As you can see from the chart below, the frequency response of the ATH-M50 was a little more dynamic than what we usually like to see, but for some people the overemphasized bass and subdued 5-10kHz ranges might be preferable to other headphones. Audio Technica seems to have frequency responses very similar to this one in other models they've fielded, but this one is somewhat improved over other models we've seen. Still, don't let the branding fool you, these are not headphone variants of studio monitors. Not even close.
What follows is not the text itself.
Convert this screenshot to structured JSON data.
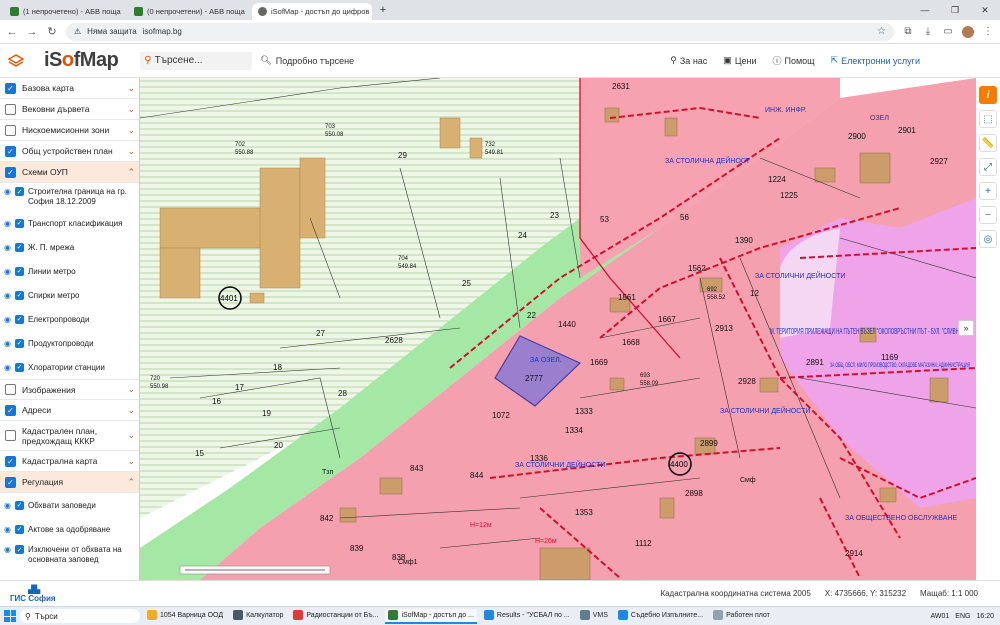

What does this response mean for you? Well, in addition to feeling like you have a subwoofer inside your head, you'll also notice that sibilants (s, sh sounds), cymbal crashes and high-hats will all sound a little muffled in comparison to other instruments and voice sounds. Given that these specific sounds are typically pretty loud in comparison to others when their levels aren't toned down a bit in an unmixed track, it's not terribly surprising that Audio Technica would elect to downplay these sounds. We still believe that if the track is mixed correctly, this underemphasis is unnecessary (and leads to bad mixing if you use these headphones at home to create tracks). These are not ideal headphones for this purpose.
The ATH-M50 had no troubles here, as it has only a negligible amount of distortion, well below the level at which it would become annoying to your average human being.
Ideally with this type of headphone we look to see a flat response here, but the ATH-M50 seemed to sway back and forth between which channel it preferred a bit. You probably won't notice this at all, as the channel shifts aren't horrendous, and usually only around 2 dB. If you're listening to music, chances are good that you won't hear these tiny shifts even if you're looking for them.